The ECB is the central bank of 19 European countries sharing the Euro as a fungible currency. A rate hike welcomed by stable economies like France could be detrimental to countries with unsustainable debt piles – like Greece, Italy, and Spain. Raising interest rates at the same pace as the US Fed – an implicit norm throughout the globe – could reignite the regional sovereign debt crisis as increasing borrowing costs would rapidly sink a few European nations into fiscal turmoil. Hence, the ECB has introduced a new tool, the Transmission Protection Instrument (TPI), to counter these “unwarranted, disorderly market dynamics that pose a serious threat to the transmission of monetary policy.” Nonetheless, the risk of fiscal fragmentation remains viable as the implementation criteria is ambiguous. For instance, the ECB claims that its Outright Monetary Transactions (OMTs), governed under the TPI framework, would depend on the “severity of the risk facing fiscal transmission.” Thus, the ECB would be walking a fine line between fiscal consolidation and conducing fiscal irresponsibility. That line is particularly noticeable today. Following the ECB press conference on Thursday, yields on 10-year Italian bonds rallied; the Italian stock market trailed. All amid a political shuffle in Italy as Prime Minister Mario Draghi resigned for the second time in a week. Analyzing the volatile political atmosphere in Europe, I believe demarcating between the effects of sovereign fiscal incompetence and echoes of the ECB policies would be one of the most pressing challenges for the ECB in months to follow – perhaps second to the Russian threat to the European economy.

While the gas prices in Europe have shown some respite after a scare of blockade of the Nord Stream 1 (NS1) pipeline, the risk of retaliation still looms. The European Commission (EC) has directed a possible mandate for the EU nations to cut gas consumption (under their respective emergency plans) by 15% to prepare for a chilly winter without Russian gas. Nonetheless, countries like Hungary and Germany would almost certainly trip into a deep recession if Russia actually resorts to such a move. It increasingly seems likely! Gazprom – Russia’s state-controlled gas monopoly – retrospectively declared force majeure on deliveries from June 14th – capping potential gas supplies via the NS1 pipeline while safeguarding against litigation. Thus, further similar policy moves by the ECB – under the planned forward guidance – would be increasingly more difficult to enact as regional economies would increasingly suffer from stagflation – inching towards a steep recession.

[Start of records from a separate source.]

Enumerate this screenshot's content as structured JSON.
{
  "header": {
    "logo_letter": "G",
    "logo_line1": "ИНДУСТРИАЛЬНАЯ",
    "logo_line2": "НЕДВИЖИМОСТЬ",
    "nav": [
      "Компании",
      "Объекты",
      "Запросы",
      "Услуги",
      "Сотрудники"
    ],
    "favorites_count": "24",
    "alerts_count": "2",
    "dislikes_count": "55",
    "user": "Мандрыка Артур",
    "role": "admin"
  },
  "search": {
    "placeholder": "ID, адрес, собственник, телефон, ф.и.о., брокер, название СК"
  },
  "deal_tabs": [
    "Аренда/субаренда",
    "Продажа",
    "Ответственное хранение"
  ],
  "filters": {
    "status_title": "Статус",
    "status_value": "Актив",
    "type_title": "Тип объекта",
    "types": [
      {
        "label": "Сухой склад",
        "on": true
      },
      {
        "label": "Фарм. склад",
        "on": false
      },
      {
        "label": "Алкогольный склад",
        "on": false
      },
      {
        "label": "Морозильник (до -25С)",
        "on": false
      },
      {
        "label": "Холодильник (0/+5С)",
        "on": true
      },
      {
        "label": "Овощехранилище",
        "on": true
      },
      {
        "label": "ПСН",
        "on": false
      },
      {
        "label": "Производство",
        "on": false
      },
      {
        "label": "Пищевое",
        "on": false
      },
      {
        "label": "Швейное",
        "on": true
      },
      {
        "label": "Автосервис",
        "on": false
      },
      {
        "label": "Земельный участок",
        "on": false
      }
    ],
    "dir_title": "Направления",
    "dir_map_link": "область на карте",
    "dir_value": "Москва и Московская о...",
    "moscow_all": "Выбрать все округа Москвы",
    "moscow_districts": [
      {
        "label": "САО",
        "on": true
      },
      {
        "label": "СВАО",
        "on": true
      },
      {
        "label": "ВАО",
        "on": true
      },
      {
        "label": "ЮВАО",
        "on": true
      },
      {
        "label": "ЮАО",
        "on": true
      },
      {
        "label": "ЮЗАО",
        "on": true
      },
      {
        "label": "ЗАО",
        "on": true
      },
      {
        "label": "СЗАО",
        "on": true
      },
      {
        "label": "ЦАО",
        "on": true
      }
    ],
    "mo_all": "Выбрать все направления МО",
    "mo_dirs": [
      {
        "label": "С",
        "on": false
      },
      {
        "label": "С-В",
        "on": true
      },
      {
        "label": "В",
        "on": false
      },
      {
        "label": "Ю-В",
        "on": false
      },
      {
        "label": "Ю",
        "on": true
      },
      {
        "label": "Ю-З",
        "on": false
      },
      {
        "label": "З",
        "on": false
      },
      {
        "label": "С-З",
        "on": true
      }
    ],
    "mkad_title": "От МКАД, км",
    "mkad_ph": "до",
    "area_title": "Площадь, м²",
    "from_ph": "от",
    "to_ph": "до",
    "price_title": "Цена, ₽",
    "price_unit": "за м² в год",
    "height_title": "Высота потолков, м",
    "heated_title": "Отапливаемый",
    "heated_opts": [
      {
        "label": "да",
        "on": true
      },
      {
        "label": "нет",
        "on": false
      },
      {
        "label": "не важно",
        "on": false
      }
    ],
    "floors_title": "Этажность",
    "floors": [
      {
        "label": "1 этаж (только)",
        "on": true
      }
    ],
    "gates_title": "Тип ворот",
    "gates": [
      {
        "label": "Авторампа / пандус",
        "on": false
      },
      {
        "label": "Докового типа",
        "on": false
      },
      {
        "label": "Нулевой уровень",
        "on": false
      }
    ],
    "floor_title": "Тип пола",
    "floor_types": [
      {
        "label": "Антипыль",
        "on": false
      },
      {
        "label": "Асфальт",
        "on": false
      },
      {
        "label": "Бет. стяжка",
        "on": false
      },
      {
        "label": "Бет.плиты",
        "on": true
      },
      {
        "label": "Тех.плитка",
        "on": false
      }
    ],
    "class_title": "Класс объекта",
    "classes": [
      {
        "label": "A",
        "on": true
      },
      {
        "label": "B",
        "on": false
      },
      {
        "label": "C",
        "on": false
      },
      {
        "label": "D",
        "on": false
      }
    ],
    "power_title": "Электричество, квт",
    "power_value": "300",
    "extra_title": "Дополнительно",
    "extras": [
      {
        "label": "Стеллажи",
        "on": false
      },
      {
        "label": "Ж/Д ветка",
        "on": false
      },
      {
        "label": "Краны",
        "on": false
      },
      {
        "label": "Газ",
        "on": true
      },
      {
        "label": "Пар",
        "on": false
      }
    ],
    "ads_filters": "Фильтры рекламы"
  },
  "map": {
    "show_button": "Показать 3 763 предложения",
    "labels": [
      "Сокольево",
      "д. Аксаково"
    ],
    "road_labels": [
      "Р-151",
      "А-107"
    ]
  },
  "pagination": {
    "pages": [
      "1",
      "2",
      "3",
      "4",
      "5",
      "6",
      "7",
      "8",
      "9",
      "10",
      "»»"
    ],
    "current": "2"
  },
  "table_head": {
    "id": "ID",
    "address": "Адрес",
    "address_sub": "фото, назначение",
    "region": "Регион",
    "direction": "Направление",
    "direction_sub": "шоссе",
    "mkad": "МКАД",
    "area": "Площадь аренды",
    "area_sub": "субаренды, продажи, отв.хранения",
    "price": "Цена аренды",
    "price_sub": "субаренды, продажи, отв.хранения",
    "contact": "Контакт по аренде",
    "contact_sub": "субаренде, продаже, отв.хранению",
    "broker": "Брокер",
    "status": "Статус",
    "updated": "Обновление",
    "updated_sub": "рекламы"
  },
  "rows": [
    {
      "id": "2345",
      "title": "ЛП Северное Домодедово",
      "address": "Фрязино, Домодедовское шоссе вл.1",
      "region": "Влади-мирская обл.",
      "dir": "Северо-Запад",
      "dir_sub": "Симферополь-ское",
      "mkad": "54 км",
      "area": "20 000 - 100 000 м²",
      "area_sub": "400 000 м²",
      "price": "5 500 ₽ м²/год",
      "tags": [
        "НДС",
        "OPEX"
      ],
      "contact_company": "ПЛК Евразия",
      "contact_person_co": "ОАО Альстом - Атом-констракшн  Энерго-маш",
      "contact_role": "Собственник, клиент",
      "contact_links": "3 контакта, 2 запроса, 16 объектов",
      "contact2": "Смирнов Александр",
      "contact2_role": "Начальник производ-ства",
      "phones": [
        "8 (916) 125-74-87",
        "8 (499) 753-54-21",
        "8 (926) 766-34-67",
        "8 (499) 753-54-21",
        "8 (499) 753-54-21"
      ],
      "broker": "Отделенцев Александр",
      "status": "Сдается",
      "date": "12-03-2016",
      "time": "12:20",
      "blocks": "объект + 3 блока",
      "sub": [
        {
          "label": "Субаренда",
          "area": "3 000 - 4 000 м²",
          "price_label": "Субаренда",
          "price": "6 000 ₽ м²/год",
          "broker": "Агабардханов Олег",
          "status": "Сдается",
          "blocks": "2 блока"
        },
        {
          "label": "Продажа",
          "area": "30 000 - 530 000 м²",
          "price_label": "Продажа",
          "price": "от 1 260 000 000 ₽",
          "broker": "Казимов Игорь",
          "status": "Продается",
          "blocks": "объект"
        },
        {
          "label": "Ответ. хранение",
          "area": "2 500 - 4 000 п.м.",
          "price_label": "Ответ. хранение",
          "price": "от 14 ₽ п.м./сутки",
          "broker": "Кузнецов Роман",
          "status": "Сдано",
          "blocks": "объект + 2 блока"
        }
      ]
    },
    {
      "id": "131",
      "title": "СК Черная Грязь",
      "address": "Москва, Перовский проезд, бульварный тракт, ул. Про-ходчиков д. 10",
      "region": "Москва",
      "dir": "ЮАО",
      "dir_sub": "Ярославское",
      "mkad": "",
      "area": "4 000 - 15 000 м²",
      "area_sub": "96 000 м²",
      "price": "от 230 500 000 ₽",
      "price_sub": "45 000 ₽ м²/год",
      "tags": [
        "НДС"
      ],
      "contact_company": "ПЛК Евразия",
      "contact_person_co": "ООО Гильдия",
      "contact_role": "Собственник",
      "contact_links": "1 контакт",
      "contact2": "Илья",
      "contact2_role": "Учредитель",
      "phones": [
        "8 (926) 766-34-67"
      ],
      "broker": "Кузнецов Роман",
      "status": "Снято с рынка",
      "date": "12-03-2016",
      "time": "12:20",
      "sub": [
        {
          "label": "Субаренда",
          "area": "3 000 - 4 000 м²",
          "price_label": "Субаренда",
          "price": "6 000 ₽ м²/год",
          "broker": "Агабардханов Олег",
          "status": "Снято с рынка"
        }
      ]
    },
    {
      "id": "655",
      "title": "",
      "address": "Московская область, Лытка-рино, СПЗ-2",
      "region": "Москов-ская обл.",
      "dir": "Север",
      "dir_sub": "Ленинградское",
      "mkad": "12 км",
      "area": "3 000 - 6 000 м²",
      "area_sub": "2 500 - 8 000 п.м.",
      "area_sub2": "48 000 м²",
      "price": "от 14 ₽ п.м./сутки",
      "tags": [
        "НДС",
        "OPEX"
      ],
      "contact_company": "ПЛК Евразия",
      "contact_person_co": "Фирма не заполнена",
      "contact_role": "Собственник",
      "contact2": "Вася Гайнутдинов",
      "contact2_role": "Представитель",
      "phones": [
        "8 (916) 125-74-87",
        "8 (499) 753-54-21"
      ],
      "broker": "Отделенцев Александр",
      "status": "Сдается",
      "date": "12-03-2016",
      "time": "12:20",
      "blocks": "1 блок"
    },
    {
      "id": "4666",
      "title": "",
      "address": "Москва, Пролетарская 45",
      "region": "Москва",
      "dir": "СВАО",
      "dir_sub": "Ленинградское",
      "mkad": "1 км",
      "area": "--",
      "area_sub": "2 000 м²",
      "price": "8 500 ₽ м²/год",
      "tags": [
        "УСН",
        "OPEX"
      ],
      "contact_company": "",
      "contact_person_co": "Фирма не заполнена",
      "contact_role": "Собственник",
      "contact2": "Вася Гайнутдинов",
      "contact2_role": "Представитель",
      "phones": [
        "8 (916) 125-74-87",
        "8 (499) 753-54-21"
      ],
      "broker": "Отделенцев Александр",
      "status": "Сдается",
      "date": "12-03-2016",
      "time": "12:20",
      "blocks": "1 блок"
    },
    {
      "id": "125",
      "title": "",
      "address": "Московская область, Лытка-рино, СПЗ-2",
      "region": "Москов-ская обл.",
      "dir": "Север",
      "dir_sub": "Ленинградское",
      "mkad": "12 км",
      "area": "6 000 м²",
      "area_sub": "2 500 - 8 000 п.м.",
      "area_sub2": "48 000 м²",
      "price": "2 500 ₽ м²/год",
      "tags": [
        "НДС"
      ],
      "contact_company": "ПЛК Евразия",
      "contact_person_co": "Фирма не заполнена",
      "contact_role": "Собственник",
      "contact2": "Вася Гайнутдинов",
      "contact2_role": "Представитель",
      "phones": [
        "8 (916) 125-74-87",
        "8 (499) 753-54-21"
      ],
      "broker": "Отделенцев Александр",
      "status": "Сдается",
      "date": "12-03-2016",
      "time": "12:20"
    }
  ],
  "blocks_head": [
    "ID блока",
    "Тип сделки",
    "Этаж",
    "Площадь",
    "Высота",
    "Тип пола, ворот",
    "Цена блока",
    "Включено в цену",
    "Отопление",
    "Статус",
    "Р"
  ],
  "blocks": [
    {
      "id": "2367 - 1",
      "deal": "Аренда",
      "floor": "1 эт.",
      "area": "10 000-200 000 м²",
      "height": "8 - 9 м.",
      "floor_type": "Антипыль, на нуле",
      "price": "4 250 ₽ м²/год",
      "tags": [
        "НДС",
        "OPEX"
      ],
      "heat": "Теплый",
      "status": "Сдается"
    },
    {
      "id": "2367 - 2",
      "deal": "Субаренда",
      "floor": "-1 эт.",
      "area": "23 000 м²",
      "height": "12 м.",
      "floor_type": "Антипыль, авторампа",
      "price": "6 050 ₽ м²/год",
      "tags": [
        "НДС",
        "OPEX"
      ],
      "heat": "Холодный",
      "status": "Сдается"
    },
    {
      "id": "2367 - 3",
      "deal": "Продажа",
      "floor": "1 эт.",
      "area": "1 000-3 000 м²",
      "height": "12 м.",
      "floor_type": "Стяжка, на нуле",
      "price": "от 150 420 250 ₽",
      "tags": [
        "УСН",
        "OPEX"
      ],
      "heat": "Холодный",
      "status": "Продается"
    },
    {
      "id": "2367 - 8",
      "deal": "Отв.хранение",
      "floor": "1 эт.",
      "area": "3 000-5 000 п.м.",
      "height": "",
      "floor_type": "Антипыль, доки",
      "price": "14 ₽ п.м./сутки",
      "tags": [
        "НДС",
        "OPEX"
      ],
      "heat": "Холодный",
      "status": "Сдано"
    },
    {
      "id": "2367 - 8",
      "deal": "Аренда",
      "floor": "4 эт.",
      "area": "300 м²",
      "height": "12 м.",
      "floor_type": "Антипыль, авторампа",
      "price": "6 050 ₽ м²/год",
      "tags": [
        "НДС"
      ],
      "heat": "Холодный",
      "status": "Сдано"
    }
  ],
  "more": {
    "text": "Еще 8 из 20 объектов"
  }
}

Ultimately, the ECB announcement was not without a silver lining. The ECB has effectively managed to pump the Euro after it briefly fell to parity with the US dollar – for the first time in 20 years. But this is a temporary interlude as the future economic outlook of the EU spells gloom – from eroding consumer confidence to supply chain disruptions to high energy costs during bouts of sweltering climatic conditions. And therefore, I believe this confounding situation could culminate in only two scenarios: 1.) A miraculous end to the war in Ukraine, cessation of sanctions on Russia, and a subsequent end to the European energy crisis. Fantastical to even envision, I agree! 2.) A recession gripping more than half of the 19 nations of the EU – Germany leading the pack in mass economic deterioration.

Syed Zain Abbas Rizvi
Syed Zain Abbas Rizvi
The author is a political and economic analyst. He focuses on geopolitical policymaking and international affairs. Syed has written extensively on fintech economy, foreign policy, and economic decision making of the Indo-Pacific and Asian region.